Logic has been developed over the centuries as a formal way of representing assumptions about a world, i.e. it is a formalism in which problems can be formulated. It has the advantage that this formulation can be made independent of an execution mechanism or a search strategy.
Indeed, logic allows separating the algorithmic treatment of a problem from the description of the problem itself. You can reason about the knowledge expressed in logic and verify its correctness since you know its meaning.
The course aims at convincing students of this power of logic, at training them in stating a problem in logic, and at making them acquainted with logic approaches to model different kinds of knowledge (definite knowledge, disjunctive knowledge, negative knowledge, and first-order logic). In addition some forms of more advanced reasoning will be presented and situated in current research fields (possible candidates are default reasoning and abduction).
Some familiarity with algorithms and data structures.

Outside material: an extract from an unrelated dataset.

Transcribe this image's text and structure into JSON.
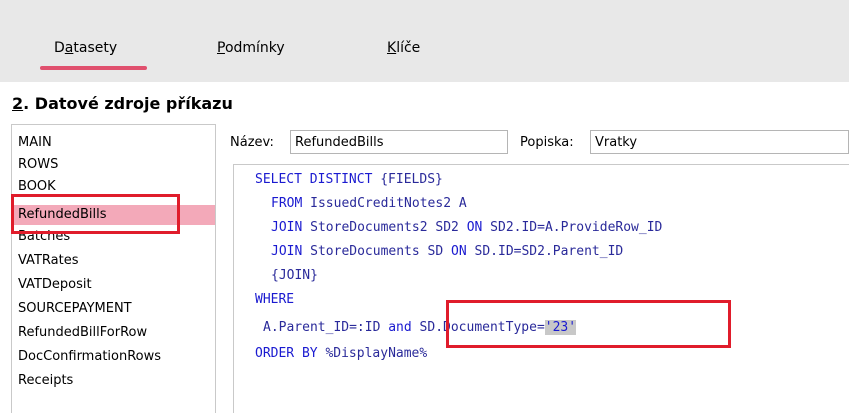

Basic knowledge of elementary set theory.
Articles and literature
Is also included in other courses
- Master of Artificial Intelligence 60 ects.
The selection of studied approaches, languages and systems can vary from year to year. For each introduced approach, language or system the conceptual foundations, the main built-in representation and problem solving features, the illustrations of the use and limitations and the indication of the key research aspects and the key applications are the important themes.
The syntax, semantics, and proof theory of the logics are studied.
The basic notions of model theory are introduced (interpretations of sets of clauses, models, and logical entailment).
The part on proof theory studies resolution, substitution, unification, top-down and bottom-up inference, and correctness and completeness of proof procedures. While studying the different logical formalisms we discuss the impact of their expressive power on the computational behaviour of the proof procedures. Also some forms of more advanced reasoning will be studied together with some relevant research aspects (possible candidates are approaches to default reasoning including closed world reasoning and abduction).
The use of the different logics for representing knowledge is illustrated by means of some applications.
Note that this course focusses on the logical formalisms and not on logic programming aspects.
Description of learning activities
This learning activity can take 2 forms depending on the number of students participating in this course. The choice concerning the learning activity has an effect on the kind of evaluation too.
Option 1: the sessions are organised as a reading club. For each session, all the students prepare the material. Every student will be responsible for guiding a part of the sessions (provide a summary and raise discussion points).
Option 2: the lecturer presents the material.
During the first lecture, all students have to be present and decisions are taken.
Each year the lecturer will provide the course material: it will be a selection of relevant chapters of a text book and/or some papers.
The selection will be announced via the home page of the lecturer: http://www.cs.kuleuven.be/~gerda .
If the course is organised as a reading club, the evaluation consists of permanent evaluation (30%) and an assignment (70%). The permanent evaluation is about the activity and creativity of the students during the reading club sessions. The assignment is excercise based. The assignment is given during the semester and has to be handed it before the start of the exams.The assignment is the same for the third examination period.
Otherwise, oral exam with written preparation. Closed book.